* [Page and application data records]:
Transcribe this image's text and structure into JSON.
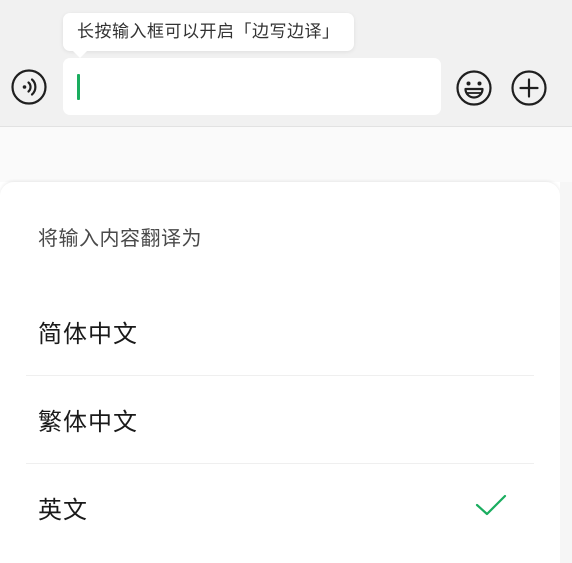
{
  "input_bar": {
    "tooltip": "长按输入框可以开启「边写边译」",
    "text_value": "",
    "voice_icon": "voice-input-icon",
    "emoji_icon": "emoji-icon",
    "plus_icon": "plus-circle-icon"
  },
  "sheet": {
    "title": "将输入内容翻译为",
    "options": [
      {
        "label": "简体中文",
        "selected": false
      },
      {
        "label": "繁体中文",
        "selected": false
      },
      {
        "label": "英文",
        "selected": true
      }
    ],
    "check_icon": "checkmark-icon"
  },
  "colors": {
    "accent": "#1aad5f",
    "bar_background": "#f1f1f1",
    "sheet_background": "#ffffff"
  }
}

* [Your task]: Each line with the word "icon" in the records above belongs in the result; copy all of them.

* [Response to the task]:
    "voice_icon": "voice-input-icon",
    "emoji_icon": "emoji-icon",
    "plus_icon": "plus-circle-icon"
    "check_icon": "checkmark-icon"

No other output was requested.